The muumuu or muʻumuʻu (Hawaiian pronunciation: [ˈmuʔuˈmuʔu]) is a loose dress of Hawaiian origin that hangs from the shoulder and is like a cross between a shirt and a robe. Like the aloha shirt, muumuu exports are often brilliantly colored with floral patterns of generic Polynesian motifs. Muumuus for local Hawaiian residents are more subdued in tone. Muumuus are no longer as widely worn at work as the aloha shirt, but continue to be the preferred formal dress for weddings and festivals such as the Merrie Monarch hula competition. Muumuus are also popular as maternity wear because they do not restrict the waist.
Etymology and history
The word muʻumuʻu means "cut off" in Hawaiian, because the dress originally lacked a yoke. Originally it was a shorter, informal version of the more formal holokū. Holokū was the original name for the Mother Hubbard dress introduced by Protestant missionaries to Hawaii in the 1820s. The holokū featured long sleeves and a floor-length unfitted dress falling from a high-necked yoke. Over the years, the holokū approximated more closely to European and American fashions. It might have a fitted waist, and even a train for evening.
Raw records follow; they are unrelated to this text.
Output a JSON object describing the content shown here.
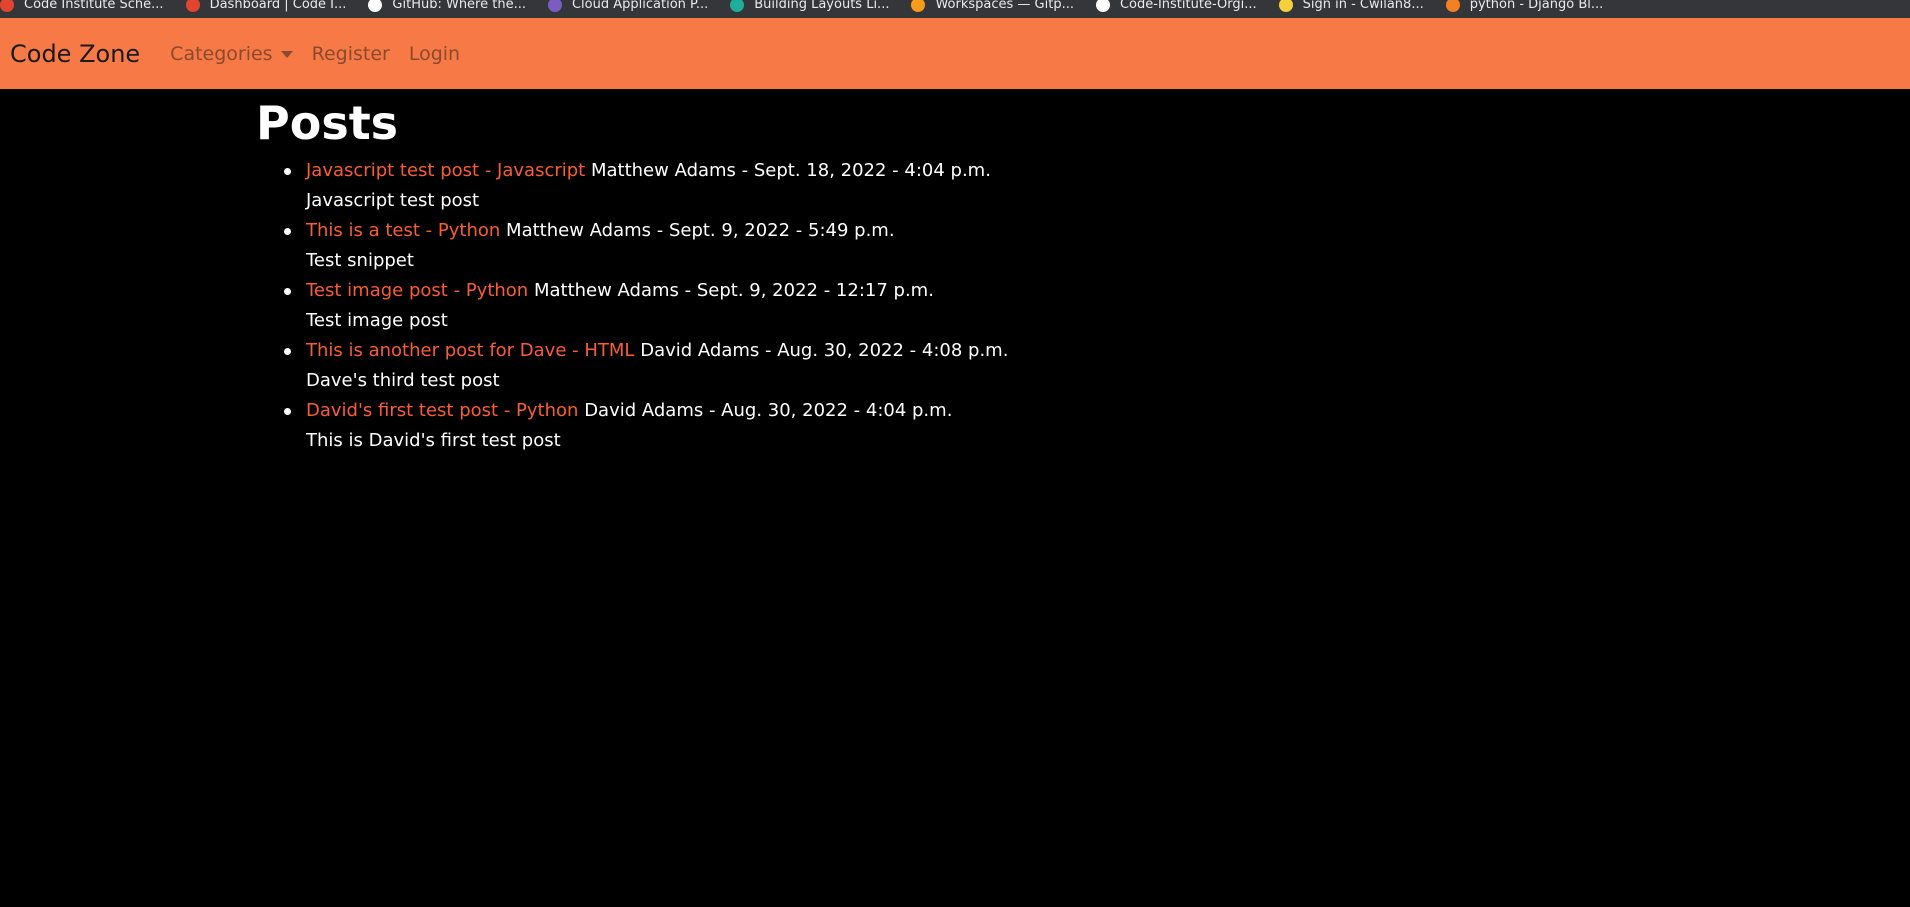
{
  "bookmarks": [
    {
      "label": "Code Institute Sche...",
      "icon": "code-institute-icon",
      "color": "#e2452f"
    },
    {
      "label": "Dashboard | Code I...",
      "icon": "code-institute-icon",
      "color": "#e2452f"
    },
    {
      "label": "GitHub: Where the...",
      "icon": "github-icon",
      "color": "#ffffff"
    },
    {
      "label": "Cloud Application P...",
      "icon": "heroku-icon",
      "color": "#7b5cc1"
    },
    {
      "label": "Building Layouts Li...",
      "icon": "circle-icon",
      "color": "#1fae9b"
    },
    {
      "label": "Workspaces — Gitp...",
      "icon": "gitpod-icon",
      "color": "#f59c1a"
    },
    {
      "label": "Code-Institute-Orgi...",
      "icon": "github-icon",
      "color": "#ffffff"
    },
    {
      "label": "Sign in - Cwilan8...",
      "icon": "sign-in-icon",
      "color": "#f4d03f"
    },
    {
      "label": "python - Django Bl...",
      "icon": "stackoverflow-icon",
      "color": "#f48024"
    }
  ],
  "navbar": {
    "brand": "Code Zone",
    "categories_label": "Categories",
    "register_label": "Register",
    "login_label": "Login",
    "background": "#f77945"
  },
  "page": {
    "title": "Posts"
  },
  "posts": [
    {
      "title": "Javascript test post",
      "category": "Javascript",
      "meta": "Matthew Adams - Sept. 18, 2022 - 4:04 p.m.",
      "snippet": "Javascript test post"
    },
    {
      "title": "This is a test",
      "category": "Python",
      "meta": "Matthew Adams - Sept. 9, 2022 - 5:49 p.m.",
      "snippet": "Test snippet"
    },
    {
      "title": "Test image post",
      "category": "Python",
      "meta": "Matthew Adams - Sept. 9, 2022 - 12:17 p.m.",
      "snippet": "Test image post"
    },
    {
      "title": "This is another post for Dave",
      "category": "HTML",
      "meta": "David Adams - Aug. 30, 2022 - 4:08 p.m.",
      "snippet": "Dave's third test post"
    },
    {
      "title": "David's first test post",
      "category": "Python",
      "meta": "David Adams - Aug. 30, 2022 - 4:04 p.m.",
      "snippet": "This is David's first test post"
    }
  ],
  "separator": "-",
  "colors": {
    "link": "#fb5d33",
    "background": "#000000"
  }
}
As the holokū became more elaborate, the muumuu, a shortened version, became popular for informal wear.
- Media related to Muumuu at Wikimedia Commons